Science: American Association for the Advancement of Science, reprinted by the Midwest Research Institute, undated [1965?]

The Spencers believed that the Midwest could be competitive with the technical, scientific, and research resources of the two coasts only if the region supported institutions like the Midwest Research Institute and Linda Hall Library.

Kenneth co-founded the Midwest Research Institute (now MRIGlobal) in 1944 and identified the organization’s first project: researching the conversion of World War II ammonium nitrate ordnance plants to peaceful post-war production of fertilizer. This effort mirrored Kenneth’s creation of Spencer Chemical Company. Kenneth chaired MRI in the 1950s, and he and the Foundation provided funds for a laboratory building and auditorium in 1958. Helen continued providing funds to MRI throughout the rest of the Foundation’s existence.

The Linda Hall Library is a private science research library in Kansas City. It was founded in 1945 with funds from grain merchant Herbert F. Hall and named after his wife. The Spencer Foundation provided the library with general operating funds before and after Kenneth’s death. Helen also directed the Foundation’s funds toward the rare book room, collections, and the green malachite tazza, which is a showpiece in the library’s foyer.


RH MS 542_b15_f5_spencer award program_p3.jpg

Booklet, Charles F. Spencer Award, given by the Kansas City Section of the American Chemical Society, undated [1966]

Kenneth and several Spencer family members worked with the American Chemical Society to establish this award in 1955. It honored Kenneth’s father Charles, who passed away in 1942. Spencer Chemical originally gave the money for this award; Gulf Oil continued this tradition after it bought the company. In December 1966, the Foundation’s board of directors voted to begin funding the award and decided to change the name to honor Kenneth. The Kansas City Section continues to give this award with endowed funds from the Spencer Foundation.


RH MS 542_b4_f14_letter 5.10.1960_p1.jpg

Letter, Dr. Nicholas A. Tierney to Helen Spencer, May 10, 1960

The Foundation very rarely provided grants to organizations outside the Midwest. However, Helen privately gave to groups and institutions in New York, Florida, Texas, and elsewhere. These gifts included a donation to St. Francis Hospital in Florida, where Kenneth died less than four months before Helen wrote this letter. Dr. Tierney was Kenneth’s attending physician at his death.

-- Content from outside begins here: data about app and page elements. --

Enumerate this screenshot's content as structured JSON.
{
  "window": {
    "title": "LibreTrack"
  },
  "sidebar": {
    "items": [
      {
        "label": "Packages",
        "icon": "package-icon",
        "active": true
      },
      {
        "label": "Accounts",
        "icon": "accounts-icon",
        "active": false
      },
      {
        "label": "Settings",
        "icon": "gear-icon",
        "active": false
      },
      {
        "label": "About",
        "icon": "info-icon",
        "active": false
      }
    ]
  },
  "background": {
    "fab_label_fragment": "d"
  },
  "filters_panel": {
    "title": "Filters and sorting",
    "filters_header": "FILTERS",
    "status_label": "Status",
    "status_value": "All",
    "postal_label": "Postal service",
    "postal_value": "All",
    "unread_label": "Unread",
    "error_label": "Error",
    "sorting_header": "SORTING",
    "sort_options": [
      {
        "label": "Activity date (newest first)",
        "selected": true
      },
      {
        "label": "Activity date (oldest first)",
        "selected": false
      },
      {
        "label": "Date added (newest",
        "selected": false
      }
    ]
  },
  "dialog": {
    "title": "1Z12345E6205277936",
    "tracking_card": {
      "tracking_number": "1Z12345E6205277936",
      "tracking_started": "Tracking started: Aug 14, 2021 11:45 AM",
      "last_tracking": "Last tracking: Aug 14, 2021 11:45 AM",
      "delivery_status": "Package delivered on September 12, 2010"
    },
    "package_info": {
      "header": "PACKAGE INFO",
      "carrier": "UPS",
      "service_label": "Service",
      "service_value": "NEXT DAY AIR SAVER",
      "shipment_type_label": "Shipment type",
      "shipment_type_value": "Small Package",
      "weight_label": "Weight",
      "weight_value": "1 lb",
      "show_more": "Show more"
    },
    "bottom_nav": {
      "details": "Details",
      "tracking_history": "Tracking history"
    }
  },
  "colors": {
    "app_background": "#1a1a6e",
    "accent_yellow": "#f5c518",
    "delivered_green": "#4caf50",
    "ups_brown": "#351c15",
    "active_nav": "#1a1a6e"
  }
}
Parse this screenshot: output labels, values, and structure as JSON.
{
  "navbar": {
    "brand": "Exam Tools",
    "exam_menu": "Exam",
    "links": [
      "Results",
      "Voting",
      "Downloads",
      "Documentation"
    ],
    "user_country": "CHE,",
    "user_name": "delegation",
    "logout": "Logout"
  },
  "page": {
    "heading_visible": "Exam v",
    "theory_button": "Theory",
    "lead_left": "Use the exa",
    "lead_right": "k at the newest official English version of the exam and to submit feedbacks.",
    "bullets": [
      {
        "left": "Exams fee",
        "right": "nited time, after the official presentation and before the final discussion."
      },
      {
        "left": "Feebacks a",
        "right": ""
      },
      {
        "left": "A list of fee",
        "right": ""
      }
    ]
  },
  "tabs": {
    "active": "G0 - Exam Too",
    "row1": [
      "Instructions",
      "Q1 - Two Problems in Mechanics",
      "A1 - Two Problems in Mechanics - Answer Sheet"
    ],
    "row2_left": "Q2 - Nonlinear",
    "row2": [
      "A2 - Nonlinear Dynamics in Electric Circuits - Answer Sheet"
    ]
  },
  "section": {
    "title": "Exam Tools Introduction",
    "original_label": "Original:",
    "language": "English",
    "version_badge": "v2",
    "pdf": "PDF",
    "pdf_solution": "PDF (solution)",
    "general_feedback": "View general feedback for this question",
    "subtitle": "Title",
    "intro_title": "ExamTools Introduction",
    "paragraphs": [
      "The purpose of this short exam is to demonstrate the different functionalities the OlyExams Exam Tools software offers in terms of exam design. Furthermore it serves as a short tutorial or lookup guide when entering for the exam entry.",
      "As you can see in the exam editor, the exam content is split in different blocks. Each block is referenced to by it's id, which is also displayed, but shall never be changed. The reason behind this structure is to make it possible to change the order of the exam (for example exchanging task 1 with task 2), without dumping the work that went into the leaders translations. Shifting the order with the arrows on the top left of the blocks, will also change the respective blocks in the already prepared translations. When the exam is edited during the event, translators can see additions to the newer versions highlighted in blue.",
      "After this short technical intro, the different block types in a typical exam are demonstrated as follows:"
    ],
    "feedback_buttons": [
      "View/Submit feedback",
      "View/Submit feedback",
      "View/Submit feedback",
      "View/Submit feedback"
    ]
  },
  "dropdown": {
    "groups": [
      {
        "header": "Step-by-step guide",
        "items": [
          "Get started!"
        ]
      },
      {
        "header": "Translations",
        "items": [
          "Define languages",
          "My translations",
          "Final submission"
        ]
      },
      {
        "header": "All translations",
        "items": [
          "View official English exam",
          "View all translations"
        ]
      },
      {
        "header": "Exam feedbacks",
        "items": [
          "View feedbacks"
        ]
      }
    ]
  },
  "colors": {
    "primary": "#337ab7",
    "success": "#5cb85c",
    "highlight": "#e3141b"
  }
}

Photograph, Helen Spencer and two administrators with a plaque for a new chemistry building, University of Missouri-Kansas City, undated [1972?]

The Foundation’s $850,000 gift to support construction of a new chemistry building was announced in February 1966, just weeks after its donation for a new research library at KU was publicized. With projects of this significance, C. Y. (“Kit”) Thomas was particularly insistent about ensuring the Foundation had naming rights. Thomas was a Spencer Foundation board member, longtime Spencer Chemical administrator, and Kansas state senator.

Helen received the Chancellor’s Medal from the University of Missouri-Kansas City in 1972. In accepting the award, she remarked that “through the years I have believed that what one does for one’s self is short-lived, but what one does for others will live on.”

Photograph courtesy of University Archives, University of Missouri-Kansas City.